• Exercise requirements:
Retype, without changes or pictures, only the lines that begin at the one containing "What's the underlying" and end at the last line of the records that follow.

[Website and app data records]
┄┄┄┄┄┄┄┄┄┄┄┄┄┄┄┄┄┄┄┄

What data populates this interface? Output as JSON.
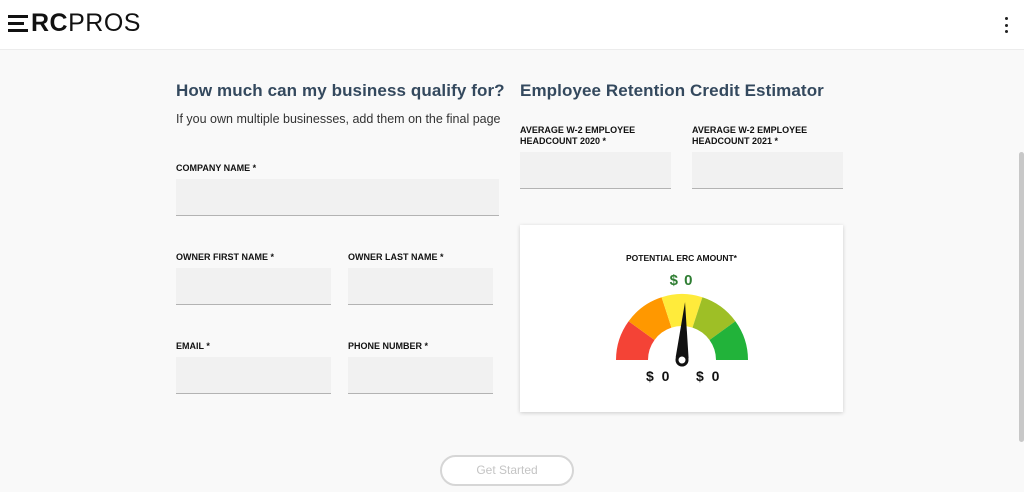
{
  "header": {
    "logo_bold": "RC",
    "logo_light": "PROS",
    "menu_icon": "kebab-menu-icon"
  },
  "form": {
    "title": "How much can my business qualify for?",
    "subtitle": "If you own multiple businesses, add them on the final page",
    "company_label": "COMPANY NAME *",
    "first_name_label": "OWNER FIRST NAME *",
    "last_name_label": "OWNER LAST NAME *",
    "email_label": "EMAIL *",
    "phone_label": "PHONE NUMBER *",
    "company_value": "",
    "first_name_value": "",
    "last_name_value": "",
    "email_value": "",
    "phone_value": ""
  },
  "estimator": {
    "title": "Employee Retention Credit Estimator",
    "headcount_2020_label_line1": "AVERAGE W-2 EMPLOYEE",
    "headcount_2020_label_line2": "HEADCOUNT 2020 *",
    "headcount_2021_label_line1": "AVERAGE W-2 EMPLOYEE",
    "headcount_2021_label_line2": "HEADCOUNT 2021 *",
    "headcount_2020_value": "",
    "headcount_2021_value": "",
    "card_title": "POTENTIAL ERC AMOUNT*",
    "amount": "$ 0",
    "gauge_min": "$ 0",
    "gauge_max": "$ 0",
    "gauge_level": 0.5,
    "gauge_colors": [
      "#f44336",
      "#ff9800",
      "#ffeb3b",
      "#9ebf26",
      "#22b33a"
    ]
  },
  "cta": {
    "label": "Get Started"
  },
  "colors": {
    "heading": "#34495e",
    "amount": "#2e7d32",
    "background": "#f9f9f9"
  }
}
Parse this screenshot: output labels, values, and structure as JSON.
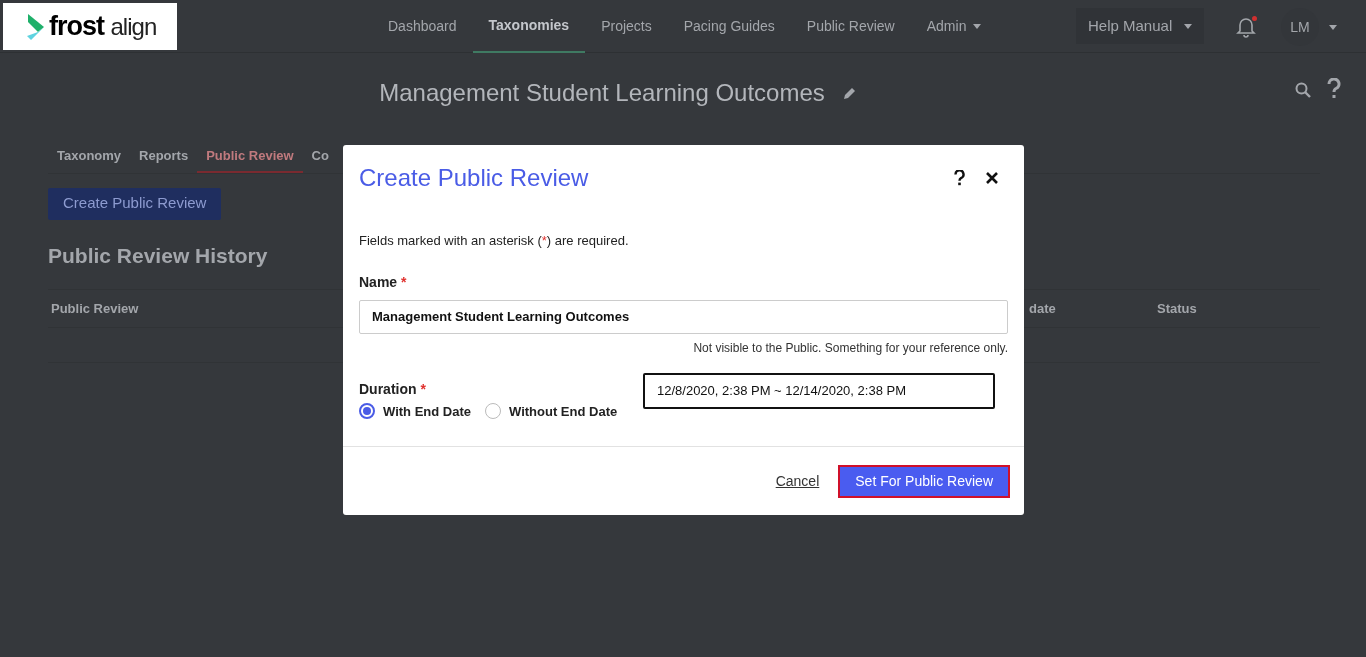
{
  "logo": {
    "bold": "frost",
    "light": "align"
  },
  "nav": [
    {
      "label": "Dashboard",
      "selected": false,
      "dropdown": false
    },
    {
      "label": "Taxonomies",
      "selected": true,
      "dropdown": false
    },
    {
      "label": "Projects",
      "selected": false,
      "dropdown": false
    },
    {
      "label": "Pacing Guides",
      "selected": false,
      "dropdown": false
    },
    {
      "label": "Public Review",
      "selected": false,
      "dropdown": false
    },
    {
      "label": "Admin",
      "selected": false,
      "dropdown": true
    }
  ],
  "help_menu": {
    "label": "Help Manual"
  },
  "notifications": {
    "unread": true
  },
  "user": {
    "initials": "LM"
  },
  "page_title": "Management Student Learning Outcomes",
  "tabs": [
    {
      "label": "Taxonomy",
      "selected": false
    },
    {
      "label": "Reports",
      "selected": false
    },
    {
      "label": "Public Review",
      "selected": true
    },
    {
      "label": "Co",
      "selected": false
    }
  ],
  "create_button": "Create Public Review",
  "history_heading": "Public Review History",
  "table": {
    "columns": [
      "Public Review",
      "date",
      "Status"
    ]
  },
  "dialog": {
    "title": "Create Public Review",
    "required_note": [
      "Fields marked with an asterisk (",
      "*",
      ") are required."
    ],
    "name_field": {
      "label": "Name",
      "required": true,
      "value": "Management Student Learning Outcomes",
      "hint": "Not visible to the Public. Something for your reference only."
    },
    "duration": {
      "label": "Duration",
      "required": true,
      "options": [
        {
          "label": "With End Date",
          "selected": true
        },
        {
          "label": "Without End Date",
          "selected": false
        }
      ],
      "value": "12/8/2020, 2:38 PM ~ 12/14/2020, 2:38 PM"
    },
    "cancel": "Cancel",
    "submit": "Set For Public Review"
  }
}
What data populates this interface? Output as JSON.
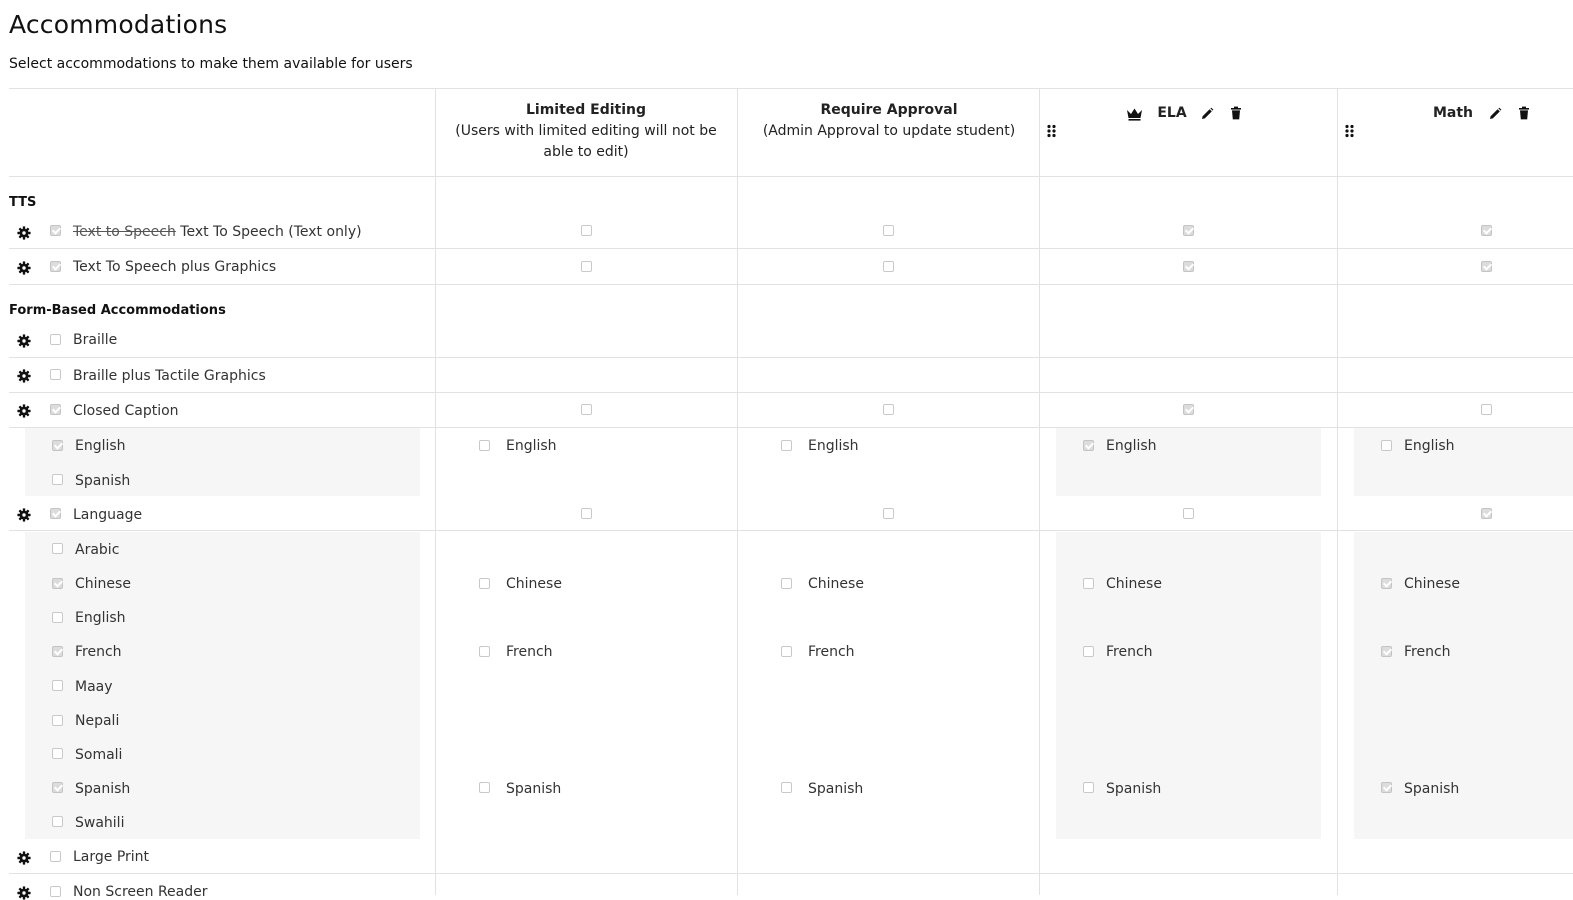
{
  "page": {
    "title": "Accommodations",
    "subtitle": "Select accommodations to make them available for users"
  },
  "columns": {
    "limited": {
      "title": "Limited Editing",
      "desc": "(Users with limited editing will not be able to edit)"
    },
    "approval": {
      "title": "Require Approval",
      "desc": "(Admin Approval to update student)"
    },
    "ela": {
      "title": "ELA"
    },
    "math": {
      "title": "Math"
    }
  },
  "sections": {
    "tts": "TTS",
    "form": "Form-Based Accommodations"
  },
  "rows": {
    "tts_text_only": {
      "strike_label": "Text to Speech",
      "label": "Text To Speech (Text only)"
    },
    "tts_graphics": {
      "label": "Text To Speech plus Graphics"
    },
    "braille": {
      "label": "Braille"
    },
    "braille_tactile": {
      "label": "Braille plus Tactile Graphics"
    },
    "closed_caption": {
      "label": "Closed Caption"
    },
    "language": {
      "label": "Language"
    },
    "large_print": {
      "label": "Large Print"
    },
    "non_screen_reader": {
      "label": "Non Screen Reader"
    }
  },
  "cc_options": {
    "english": "English",
    "spanish": "Spanish"
  },
  "lang_options": {
    "arabic": "Arabic",
    "chinese": "Chinese",
    "english": "English",
    "french": "French",
    "maay": "Maay",
    "nepali": "Nepali",
    "somali": "Somali",
    "spanish": "Spanish",
    "swahili": "Swahili"
  },
  "icons": [
    "gear-icon",
    "drag-handle-icon",
    "crown-icon",
    "pencil-icon",
    "trash-icon"
  ],
  "colors": {
    "checkbox_checked": "#dcdcdc",
    "shade": "#f6f6f6",
    "divider": "#e2e2e2"
  }
}
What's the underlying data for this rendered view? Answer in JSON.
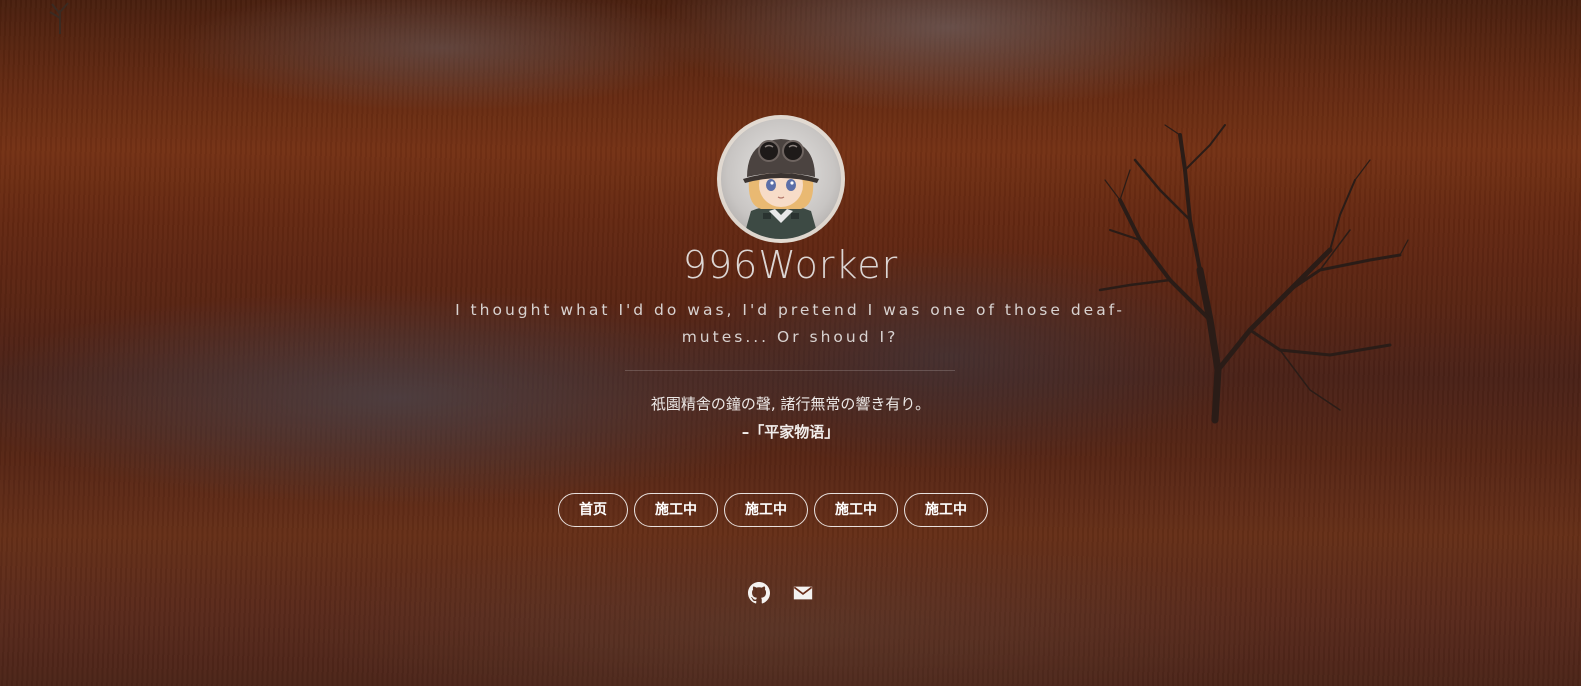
{
  "site": {
    "title": "996Worker",
    "subtitle": "I thought what I'd do was, I'd pretend I was one of those deaf-mutes... Or shoud I?",
    "quote": "祇園精舎の鐘の聲, 諸行無常の響き有り。",
    "quote_source": "–「平家物语」"
  },
  "nav": {
    "items": [
      {
        "label": "首页"
      },
      {
        "label": "施工中"
      },
      {
        "label": "施工中"
      },
      {
        "label": "施工中"
      },
      {
        "label": "施工中"
      }
    ]
  },
  "social": {
    "icons": [
      "github-icon",
      "mail-icon"
    ]
  },
  "colors": {
    "background": "#7a3316",
    "text": "#e9e4e2",
    "nav_border": "#ffffff"
  }
}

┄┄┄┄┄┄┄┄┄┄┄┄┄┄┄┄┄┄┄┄

• Worked solution:
What's the underlying data for this rendered view? Answer in JSON.
{
  "site": {
    "title": "996Worker",
    "subtitle": "I thought what I'd do was, I'd pretend I was one of those deaf-mutes... Or shoud I?",
    "quote": "祇園精舎の鐘の聲, 諸行無常の響き有り。",
    "quote_source": "–「平家物语」"
  },
  "nav": {
    "items": [
      {
        "label": "首页"
      },
      {
        "label": "施工中"
      },
      {
        "label": "施工中"
      },
      {
        "label": "施工中"
      },
      {
        "label": "施工中"
      }
    ]
  },
  "social": {
    "icons": [
      "github-icon",
      "mail-icon"
    ]
  },
  "colors": {
    "background": "#7a3316",
    "text": "#e9e4e2",
    "nav_border": "#ffffff"
  }
}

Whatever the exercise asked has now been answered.